We spent Memorial Day weekend with some great friends and celebrated our 24th wedding anniversary. I remember in late 1987/early 1988, somewhere in there – after I had asked Leah to marry me and she had said yes – I got a phone call from a close buddy who wanted to know how I knew getting married to Leah was the right thing to do. I thought about it for a minute and said, “I simply can’t do anything else.” I have a much more romantic answer than that and use it regularly, but there is a simple truth in what I said. Every element in my being was moving forward at whatever this pace of existence is, and every element in unison was expecting that march to continue with Leah. Period. Now I recognize it on a more biblical level – she completes me, and the two of us are truly one in the image of God. Back then, I told my buddy the truth. I couldn’t do anything else. 24 years later, I’m glad I was so helpless.
We got married on Memorial Day weekend out of convenience, not symbolism, but it is one of the best holidays we have. Paying homage to all those who fight and have fought so that we can say and do and live as we please is a good thing to do. In that regard, NASCAR knows how to do it. I saw the beginning of the big 600 mile race on Sunday evening and the local fire department bagpipe corps played “Amazing Grace.” Then a lone military bugler played “Taps.” Got to be several hundred thousand people there – at least a hundred thousand – and there is not a sound other than the tributes being played. Then a country music singer delivers a very traditional, respectful version of our National Anthem. Right on cue, as if to remind all the NASCAR fans that their idea of loud is nothing, a B-52 out of Bartlesville, Oklahoma hits the deck above the track at just a hair off full throttle. I’d bet my last dollar at least one regularly maligned tough old redneck there looked at his neighbor with tears running down his face and said “that’s what freedom sounds like.” He’s right. And I for one am going to try much damn harder not to take it for granted. Here’s a special shout out to one of my favorite veterans: John Jasper Pyeatt T5/44-0-USNR-P, Radarman, USS Oxford, WWII.
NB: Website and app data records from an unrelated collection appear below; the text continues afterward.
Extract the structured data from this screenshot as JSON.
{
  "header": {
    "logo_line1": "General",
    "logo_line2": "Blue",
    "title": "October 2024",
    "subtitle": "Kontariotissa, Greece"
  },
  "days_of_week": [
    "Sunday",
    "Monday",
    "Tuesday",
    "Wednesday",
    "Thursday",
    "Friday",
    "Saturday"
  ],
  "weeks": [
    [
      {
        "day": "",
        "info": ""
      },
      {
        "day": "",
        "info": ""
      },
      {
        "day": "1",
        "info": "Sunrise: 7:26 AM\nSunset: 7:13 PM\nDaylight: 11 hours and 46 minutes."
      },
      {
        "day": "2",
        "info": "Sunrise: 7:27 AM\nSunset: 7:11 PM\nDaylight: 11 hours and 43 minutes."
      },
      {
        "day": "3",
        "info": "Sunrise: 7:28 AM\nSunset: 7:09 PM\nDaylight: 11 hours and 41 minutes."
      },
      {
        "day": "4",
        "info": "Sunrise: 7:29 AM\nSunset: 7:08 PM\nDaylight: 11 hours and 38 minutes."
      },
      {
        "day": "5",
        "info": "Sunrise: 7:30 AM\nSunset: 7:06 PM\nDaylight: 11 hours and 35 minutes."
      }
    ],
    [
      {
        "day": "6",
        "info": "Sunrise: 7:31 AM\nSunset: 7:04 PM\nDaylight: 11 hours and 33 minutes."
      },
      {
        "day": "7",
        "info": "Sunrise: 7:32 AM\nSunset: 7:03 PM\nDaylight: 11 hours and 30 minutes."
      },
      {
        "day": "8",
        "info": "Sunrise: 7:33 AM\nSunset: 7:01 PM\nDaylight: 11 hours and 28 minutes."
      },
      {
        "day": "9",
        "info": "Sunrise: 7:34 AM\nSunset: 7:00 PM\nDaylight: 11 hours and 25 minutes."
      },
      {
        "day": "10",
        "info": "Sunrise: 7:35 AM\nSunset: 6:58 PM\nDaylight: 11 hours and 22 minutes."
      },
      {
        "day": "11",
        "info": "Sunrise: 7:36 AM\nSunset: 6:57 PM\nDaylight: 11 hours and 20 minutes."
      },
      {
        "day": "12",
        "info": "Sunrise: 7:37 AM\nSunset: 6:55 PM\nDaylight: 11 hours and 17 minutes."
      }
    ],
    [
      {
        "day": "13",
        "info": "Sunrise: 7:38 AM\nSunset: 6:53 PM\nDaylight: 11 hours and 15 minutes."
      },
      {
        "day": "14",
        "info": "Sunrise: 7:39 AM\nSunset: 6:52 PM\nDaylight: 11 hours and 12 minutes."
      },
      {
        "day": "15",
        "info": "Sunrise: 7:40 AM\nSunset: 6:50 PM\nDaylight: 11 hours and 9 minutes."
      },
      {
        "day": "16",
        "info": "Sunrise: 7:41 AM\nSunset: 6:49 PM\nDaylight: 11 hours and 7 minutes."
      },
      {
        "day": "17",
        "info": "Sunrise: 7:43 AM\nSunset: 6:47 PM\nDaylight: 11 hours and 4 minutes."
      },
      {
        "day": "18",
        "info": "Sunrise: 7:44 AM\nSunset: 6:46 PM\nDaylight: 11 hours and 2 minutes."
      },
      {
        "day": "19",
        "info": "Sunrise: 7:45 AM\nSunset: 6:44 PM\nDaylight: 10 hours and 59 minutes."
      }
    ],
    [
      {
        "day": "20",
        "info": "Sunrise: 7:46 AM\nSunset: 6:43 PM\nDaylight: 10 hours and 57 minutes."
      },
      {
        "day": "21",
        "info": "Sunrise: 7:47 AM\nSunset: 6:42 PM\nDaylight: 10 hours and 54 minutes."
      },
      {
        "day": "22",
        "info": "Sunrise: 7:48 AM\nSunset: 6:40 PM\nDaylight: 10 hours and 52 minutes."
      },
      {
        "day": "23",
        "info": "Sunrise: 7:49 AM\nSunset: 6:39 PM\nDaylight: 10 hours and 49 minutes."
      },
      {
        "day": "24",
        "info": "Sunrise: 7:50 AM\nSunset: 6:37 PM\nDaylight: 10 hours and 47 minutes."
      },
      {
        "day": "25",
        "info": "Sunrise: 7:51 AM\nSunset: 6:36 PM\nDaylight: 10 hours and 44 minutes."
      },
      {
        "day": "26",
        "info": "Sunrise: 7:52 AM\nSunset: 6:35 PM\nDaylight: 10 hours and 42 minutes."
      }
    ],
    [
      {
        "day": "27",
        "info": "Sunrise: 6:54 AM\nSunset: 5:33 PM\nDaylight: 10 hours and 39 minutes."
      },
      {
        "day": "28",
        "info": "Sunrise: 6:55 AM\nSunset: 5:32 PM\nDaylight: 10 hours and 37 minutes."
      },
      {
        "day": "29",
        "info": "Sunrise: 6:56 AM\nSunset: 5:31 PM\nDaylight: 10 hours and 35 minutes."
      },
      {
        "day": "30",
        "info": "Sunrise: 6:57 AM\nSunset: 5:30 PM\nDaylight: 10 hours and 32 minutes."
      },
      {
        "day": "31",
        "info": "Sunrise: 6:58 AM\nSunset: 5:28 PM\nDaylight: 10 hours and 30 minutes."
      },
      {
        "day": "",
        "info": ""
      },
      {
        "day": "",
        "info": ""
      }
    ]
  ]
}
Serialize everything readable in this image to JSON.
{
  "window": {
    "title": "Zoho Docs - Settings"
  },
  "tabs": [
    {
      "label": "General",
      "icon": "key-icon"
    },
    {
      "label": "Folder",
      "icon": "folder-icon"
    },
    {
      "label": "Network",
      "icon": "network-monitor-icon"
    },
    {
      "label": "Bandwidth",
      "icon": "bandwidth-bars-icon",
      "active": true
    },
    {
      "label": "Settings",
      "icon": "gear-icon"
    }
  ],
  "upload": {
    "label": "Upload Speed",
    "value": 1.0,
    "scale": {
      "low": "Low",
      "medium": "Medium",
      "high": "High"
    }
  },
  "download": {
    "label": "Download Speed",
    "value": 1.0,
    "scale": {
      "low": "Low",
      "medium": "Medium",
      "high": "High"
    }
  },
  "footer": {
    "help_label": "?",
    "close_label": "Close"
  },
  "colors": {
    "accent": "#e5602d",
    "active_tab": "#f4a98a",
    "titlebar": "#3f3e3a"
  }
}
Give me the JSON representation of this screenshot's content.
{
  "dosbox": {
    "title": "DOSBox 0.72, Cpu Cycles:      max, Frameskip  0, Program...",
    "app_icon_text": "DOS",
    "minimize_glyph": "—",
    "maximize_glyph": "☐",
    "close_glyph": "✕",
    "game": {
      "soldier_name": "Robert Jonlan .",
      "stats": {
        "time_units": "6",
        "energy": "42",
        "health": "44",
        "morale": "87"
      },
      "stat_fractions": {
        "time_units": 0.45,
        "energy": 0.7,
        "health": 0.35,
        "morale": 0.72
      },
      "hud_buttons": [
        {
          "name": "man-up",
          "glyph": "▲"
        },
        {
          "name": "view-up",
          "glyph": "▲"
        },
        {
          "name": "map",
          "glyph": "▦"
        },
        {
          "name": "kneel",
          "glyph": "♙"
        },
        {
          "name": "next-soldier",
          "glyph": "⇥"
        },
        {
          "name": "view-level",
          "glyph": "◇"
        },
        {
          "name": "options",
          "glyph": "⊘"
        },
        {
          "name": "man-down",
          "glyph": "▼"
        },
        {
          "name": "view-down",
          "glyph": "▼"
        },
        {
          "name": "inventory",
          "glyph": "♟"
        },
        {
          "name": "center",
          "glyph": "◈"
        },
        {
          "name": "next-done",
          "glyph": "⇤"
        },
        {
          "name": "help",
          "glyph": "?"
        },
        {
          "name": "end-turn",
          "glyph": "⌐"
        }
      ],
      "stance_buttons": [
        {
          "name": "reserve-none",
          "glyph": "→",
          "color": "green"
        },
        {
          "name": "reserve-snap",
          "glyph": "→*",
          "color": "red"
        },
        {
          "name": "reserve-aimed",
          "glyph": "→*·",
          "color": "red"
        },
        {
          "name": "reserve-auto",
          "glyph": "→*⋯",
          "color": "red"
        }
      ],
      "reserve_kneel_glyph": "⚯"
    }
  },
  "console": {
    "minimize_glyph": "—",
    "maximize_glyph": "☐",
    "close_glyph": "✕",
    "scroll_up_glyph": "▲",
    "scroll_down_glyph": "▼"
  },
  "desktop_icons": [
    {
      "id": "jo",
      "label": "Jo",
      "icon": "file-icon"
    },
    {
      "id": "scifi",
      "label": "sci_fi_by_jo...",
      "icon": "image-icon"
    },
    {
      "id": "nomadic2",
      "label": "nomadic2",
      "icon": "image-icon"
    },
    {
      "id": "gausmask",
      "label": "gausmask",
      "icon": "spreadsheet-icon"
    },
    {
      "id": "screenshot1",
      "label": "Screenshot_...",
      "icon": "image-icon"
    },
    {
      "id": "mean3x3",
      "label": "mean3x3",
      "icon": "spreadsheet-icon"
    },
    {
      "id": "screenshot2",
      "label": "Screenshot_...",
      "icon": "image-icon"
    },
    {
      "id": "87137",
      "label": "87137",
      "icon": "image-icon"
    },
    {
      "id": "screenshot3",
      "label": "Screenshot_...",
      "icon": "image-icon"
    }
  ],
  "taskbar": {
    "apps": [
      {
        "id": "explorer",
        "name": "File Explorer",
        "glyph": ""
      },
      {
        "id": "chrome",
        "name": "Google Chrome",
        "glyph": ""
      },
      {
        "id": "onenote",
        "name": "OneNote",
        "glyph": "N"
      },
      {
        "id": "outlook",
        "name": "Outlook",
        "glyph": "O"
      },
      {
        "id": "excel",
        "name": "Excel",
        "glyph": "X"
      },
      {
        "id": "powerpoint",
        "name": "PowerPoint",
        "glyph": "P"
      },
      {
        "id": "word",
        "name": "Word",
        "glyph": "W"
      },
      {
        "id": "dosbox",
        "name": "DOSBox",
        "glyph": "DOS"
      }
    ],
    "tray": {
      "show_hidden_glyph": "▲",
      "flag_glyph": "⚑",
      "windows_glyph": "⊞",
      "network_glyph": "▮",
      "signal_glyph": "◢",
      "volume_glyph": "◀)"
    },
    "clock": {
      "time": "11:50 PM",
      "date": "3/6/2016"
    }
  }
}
The kids are with us now in Nicaragua – there’s a blunt transition. But really, it makes sense. Because Leah and I found each other, and because we worked at building a life that could only be built in America, we have a family and we have an opportunity to travel. If you want to put a spot on your list, chalk down Jicaro Island Lodge in Granada, Nicaragua. It is a spectacular place. If you happen to have a wife of 24 years and two great kids to share it with, bring them along. They make everything better.